**WORK REQUEST**
Each line below is to be written out in full, exactly as shown.
--- EXTRACTED ENTRIES Enclosed Below ---
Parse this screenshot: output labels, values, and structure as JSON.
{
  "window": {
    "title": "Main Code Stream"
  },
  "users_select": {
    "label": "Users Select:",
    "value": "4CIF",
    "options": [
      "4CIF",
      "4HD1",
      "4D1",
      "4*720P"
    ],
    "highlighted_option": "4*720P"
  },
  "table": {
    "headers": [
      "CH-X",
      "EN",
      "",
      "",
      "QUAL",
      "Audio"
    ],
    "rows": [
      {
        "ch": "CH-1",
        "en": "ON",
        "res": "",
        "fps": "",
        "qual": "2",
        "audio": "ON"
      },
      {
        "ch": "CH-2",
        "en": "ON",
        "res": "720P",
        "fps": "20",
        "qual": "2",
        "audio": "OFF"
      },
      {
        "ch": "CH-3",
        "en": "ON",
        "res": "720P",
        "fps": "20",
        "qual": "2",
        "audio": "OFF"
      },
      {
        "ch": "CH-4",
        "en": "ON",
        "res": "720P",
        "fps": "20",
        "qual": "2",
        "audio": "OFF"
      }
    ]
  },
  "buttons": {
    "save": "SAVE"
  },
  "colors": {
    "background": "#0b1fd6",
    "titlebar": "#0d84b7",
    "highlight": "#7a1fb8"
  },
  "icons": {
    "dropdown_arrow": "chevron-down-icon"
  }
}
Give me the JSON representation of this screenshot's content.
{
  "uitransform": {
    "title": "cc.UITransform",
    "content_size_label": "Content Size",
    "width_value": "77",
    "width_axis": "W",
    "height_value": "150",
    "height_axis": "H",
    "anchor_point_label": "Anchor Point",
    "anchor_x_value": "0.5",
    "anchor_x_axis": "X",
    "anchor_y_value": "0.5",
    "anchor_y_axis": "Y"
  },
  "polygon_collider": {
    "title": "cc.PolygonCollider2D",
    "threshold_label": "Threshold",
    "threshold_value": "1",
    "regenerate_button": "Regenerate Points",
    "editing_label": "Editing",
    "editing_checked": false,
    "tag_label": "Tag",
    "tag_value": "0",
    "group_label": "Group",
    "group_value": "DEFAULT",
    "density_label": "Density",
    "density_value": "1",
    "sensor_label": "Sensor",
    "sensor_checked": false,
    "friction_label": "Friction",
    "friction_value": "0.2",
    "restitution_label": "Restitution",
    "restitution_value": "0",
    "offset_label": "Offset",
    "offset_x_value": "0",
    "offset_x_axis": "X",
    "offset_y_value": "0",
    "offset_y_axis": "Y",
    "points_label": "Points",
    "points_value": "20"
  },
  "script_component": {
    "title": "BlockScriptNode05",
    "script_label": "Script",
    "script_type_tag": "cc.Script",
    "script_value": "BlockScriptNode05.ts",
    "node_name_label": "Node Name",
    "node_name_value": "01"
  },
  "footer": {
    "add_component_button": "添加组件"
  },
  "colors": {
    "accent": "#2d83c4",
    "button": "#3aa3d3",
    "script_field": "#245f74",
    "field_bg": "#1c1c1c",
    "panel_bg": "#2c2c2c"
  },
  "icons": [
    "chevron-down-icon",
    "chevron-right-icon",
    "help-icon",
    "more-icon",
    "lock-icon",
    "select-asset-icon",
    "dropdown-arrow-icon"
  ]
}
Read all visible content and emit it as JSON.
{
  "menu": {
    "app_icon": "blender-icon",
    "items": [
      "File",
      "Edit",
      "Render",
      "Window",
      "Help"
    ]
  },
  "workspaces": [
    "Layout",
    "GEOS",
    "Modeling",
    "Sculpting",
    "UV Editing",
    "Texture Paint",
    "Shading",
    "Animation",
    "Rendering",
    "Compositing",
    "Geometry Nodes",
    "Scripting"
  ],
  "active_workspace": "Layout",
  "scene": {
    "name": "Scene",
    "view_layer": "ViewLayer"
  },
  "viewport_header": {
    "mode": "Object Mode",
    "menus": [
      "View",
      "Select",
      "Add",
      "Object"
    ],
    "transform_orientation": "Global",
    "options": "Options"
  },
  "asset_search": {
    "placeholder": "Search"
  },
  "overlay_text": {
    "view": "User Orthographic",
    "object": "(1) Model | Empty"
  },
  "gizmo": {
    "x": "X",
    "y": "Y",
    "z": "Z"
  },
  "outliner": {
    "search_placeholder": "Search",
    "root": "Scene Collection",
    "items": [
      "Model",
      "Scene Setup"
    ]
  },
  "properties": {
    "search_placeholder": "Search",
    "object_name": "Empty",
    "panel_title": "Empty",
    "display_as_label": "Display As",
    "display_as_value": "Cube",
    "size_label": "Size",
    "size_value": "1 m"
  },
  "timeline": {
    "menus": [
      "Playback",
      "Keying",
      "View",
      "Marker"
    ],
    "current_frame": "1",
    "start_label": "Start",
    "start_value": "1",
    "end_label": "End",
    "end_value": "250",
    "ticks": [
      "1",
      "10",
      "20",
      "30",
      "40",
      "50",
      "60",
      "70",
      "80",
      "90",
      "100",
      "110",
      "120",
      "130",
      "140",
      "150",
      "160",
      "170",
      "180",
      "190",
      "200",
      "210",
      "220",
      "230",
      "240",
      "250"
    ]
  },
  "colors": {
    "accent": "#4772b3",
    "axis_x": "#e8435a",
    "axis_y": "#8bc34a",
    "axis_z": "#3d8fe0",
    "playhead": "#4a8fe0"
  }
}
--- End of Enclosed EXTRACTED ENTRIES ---
**ANSWER**
Parse this screenshot: output labels, values, and structure as JSON.
{
  "window": {
    "title": "Main Code Stream"
  },
  "users_select": {
    "label": "Users Select:",
    "value": "4CIF",
    "options": [
      "4CIF",
      "4HD1",
      "4D1",
      "4*720P"
    ],
    "highlighted_option": "4*720P"
  },
  "table": {
    "headers": [
      "CH-X",
      "EN",
      "",
      "",
      "QUAL",
      "Audio"
    ],
    "rows": [
      {
        "ch": "CH-1",
        "en": "ON",
        "res": "",
        "fps": "",
        "qual": "2",
        "audio": "ON"
      },
      {
        "ch": "CH-2",
        "en": "ON",
        "res": "720P",
        "fps": "20",
        "qual": "2",
        "audio": "OFF"
      },
      {
        "ch": "CH-3",
        "en": "ON",
        "res": "720P",
        "fps": "20",
        "qual": "2",
        "audio": "OFF"
      },
      {
        "ch": "CH-4",
        "en": "ON",
        "res": "720P",
        "fps": "20",
        "qual": "2",
        "audio": "OFF"
      }
    ]
  },
  "buttons": {
    "save": "SAVE"
  },
  "colors": {
    "background": "#0b1fd6",
    "titlebar": "#0d84b7",
    "highlight": "#7a1fb8"
  },
  "icons": {
    "dropdown_arrow": "chevron-down-icon"
  }
}
Give me the JSON representation of this screenshot's content.
{
  "uitransform": {
    "title": "cc.UITransform",
    "content_size_label": "Content Size",
    "width_value": "77",
    "width_axis": "W",
    "height_value": "150",
    "height_axis": "H",
    "anchor_point_label": "Anchor Point",
    "anchor_x_value": "0.5",
    "anchor_x_axis": "X",
    "anchor_y_value": "0.5",
    "anchor_y_axis": "Y"
  },
  "polygon_collider": {
    "title": "cc.PolygonCollider2D",
    "threshold_label": "Threshold",
    "threshold_value": "1",
    "regenerate_button": "Regenerate Points",
    "editing_label": "Editing",
    "editing_checked": false,
    "tag_label": "Tag",
    "tag_value": "0",
    "group_label": "Group",
    "group_value": "DEFAULT",
    "density_label": "Density",
    "density_value": "1",
    "sensor_label": "Sensor",
    "sensor_checked": false,
    "friction_label": "Friction",
    "friction_value": "0.2",
    "restitution_label": "Restitution",
    "restitution_value": "0",
    "offset_label": "Offset",
    "offset_x_value": "0",
    "offset_x_axis": "X",
    "offset_y_value": "0",
    "offset_y_axis": "Y",
    "points_label": "Points",
    "points_value": "20"
  },
  "script_component": {
    "title": "BlockScriptNode05",
    "script_label": "Script",
    "script_type_tag": "cc.Script",
    "script_value": "BlockScriptNode05.ts",
    "node_name_label": "Node Name",
    "node_name_value": "01"
  },
  "footer": {
    "add_component_button": "添加组件"
  },
  "colors": {
    "accent": "#2d83c4",
    "button": "#3aa3d3",
    "script_field": "#245f74",
    "field_bg": "#1c1c1c",
    "panel_bg": "#2c2c2c"
  },
  "icons": [
    "chevron-down-icon",
    "chevron-right-icon",
    "help-icon",
    "more-icon",
    "lock-icon",
    "select-asset-icon",
    "dropdown-arrow-icon"
  ]
}
Read all visible content and emit it as JSON.
{
  "menu": {
    "app_icon": "blender-icon",
    "items": [
      "File",
      "Edit",
      "Render",
      "Window",
      "Help"
    ]
  },
  "workspaces": [
    "Layout",
    "GEOS",
    "Modeling",
    "Sculpting",
    "UV Editing",
    "Texture Paint",
    "Shading",
    "Animation",
    "Rendering",
    "Compositing",
    "Geometry Nodes",
    "Scripting"
  ],
  "active_workspace": "Layout",
  "scene": {
    "name": "Scene",
    "view_layer": "ViewLayer"
  },
  "viewport_header": {
    "mode": "Object Mode",
    "menus": [
      "View",
      "Select",
      "Add",
      "Object"
    ],
    "transform_orientation": "Global",
    "options": "Options"
  },
  "asset_search": {
    "placeholder": "Search"
  },
  "overlay_text": {
    "view": "User Orthographic",
    "object": "(1) Model | Empty"
  },
  "gizmo": {
    "x": "X",
    "y": "Y",
    "z": "Z"
  },
  "outliner": {
    "search_placeholder": "Search",
    "root": "Scene Collection",
    "items": [
      "Model",
      "Scene Setup"
    ]
  },
  "properties": {
    "search_placeholder": "Search",
    "object_name": "Empty",
    "panel_title": "Empty",
    "display_as_label": "Display As",
    "display_as_value": "Cube",
    "size_label": "Size",
    "size_value": "1 m"
  },
  "timeline": {
    "menus": [
      "Playback",
      "Keying",
      "View",
      "Marker"
    ],
    "current_frame": "1",
    "start_label": "Start",
    "start_value": "1",
    "end_label": "End",
    "end_value": "250",
    "ticks": [
      "1",
      "10",
      "20",
      "30",
      "40",
      "50",
      "60",
      "70",
      "80",
      "90",
      "100",
      "110",
      "120",
      "130",
      "140",
      "150",
      "160",
      "170",
      "180",
      "190",
      "200",
      "210",
      "220",
      "230",
      "240",
      "250"
    ]
  },
  "colors": {
    "accent": "#4772b3",
    "axis_x": "#e8435a",
    "axis_y": "#8bc34a",
    "axis_z": "#3d8fe0",
    "playhead": "#4a8fe0"
  }
}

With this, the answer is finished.